DATA:
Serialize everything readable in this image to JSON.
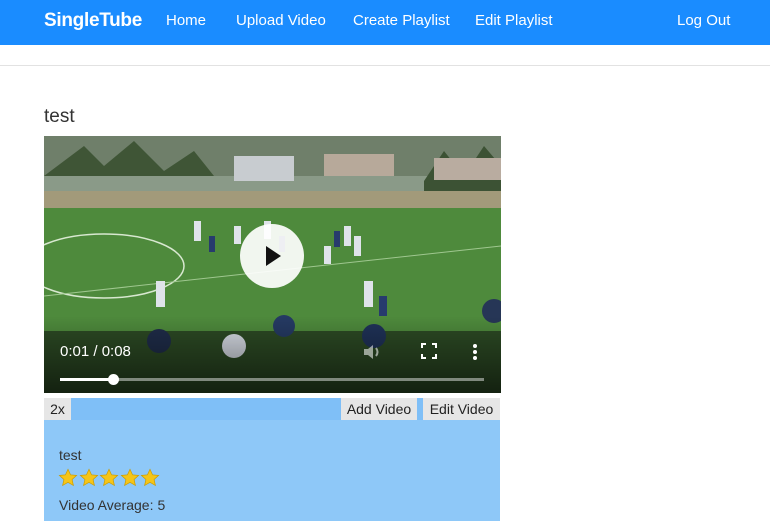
{
  "nav": {
    "brand": "SingleTube",
    "links": [
      "Home",
      "Upload Video",
      "Create Playlist",
      "Edit Playlist"
    ],
    "logout": "Log Out"
  },
  "video": {
    "title": "test",
    "current_time": "0:01",
    "duration": "0:08",
    "time_display": "0:01 / 0:08",
    "progress": 0.125
  },
  "toolbar": {
    "speed": "2x",
    "add_video": "Add Video",
    "edit_video": "Edit Video"
  },
  "info": {
    "title": "test",
    "rating": 5,
    "rating_max": 5,
    "average_label": "Video Average:",
    "average_value": "5"
  },
  "icons": [
    "play-icon",
    "volume-icon",
    "fullscreen-icon",
    "more-options-icon",
    "star-icon"
  ],
  "colors": {
    "navbar": "#1a8cff",
    "toolbar": "#7fbff7",
    "panel": "#8ec8f8",
    "star": "#f5c518"
  }
}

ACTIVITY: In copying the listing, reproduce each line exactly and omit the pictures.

ANSWER SECTION:
Serialize everything readable in this image to JSON.
{
  "nav": {
    "brand": "SingleTube",
    "links": [
      "Home",
      "Upload Video",
      "Create Playlist",
      "Edit Playlist"
    ],
    "logout": "Log Out"
  },
  "video": {
    "title": "test",
    "current_time": "0:01",
    "duration": "0:08",
    "time_display": "0:01 / 0:08",
    "progress": 0.125
  },
  "toolbar": {
    "speed": "2x",
    "add_video": "Add Video",
    "edit_video": "Edit Video"
  },
  "info": {
    "title": "test",
    "rating": 5,
    "rating_max": 5,
    "average_label": "Video Average:",
    "average_value": "5"
  },
  "icons": [
    "play-icon",
    "volume-icon",
    "fullscreen-icon",
    "more-options-icon",
    "star-icon"
  ],
  "colors": {
    "navbar": "#1a8cff",
    "toolbar": "#7fbff7",
    "panel": "#8ec8f8",
    "star": "#f5c518"
  }
}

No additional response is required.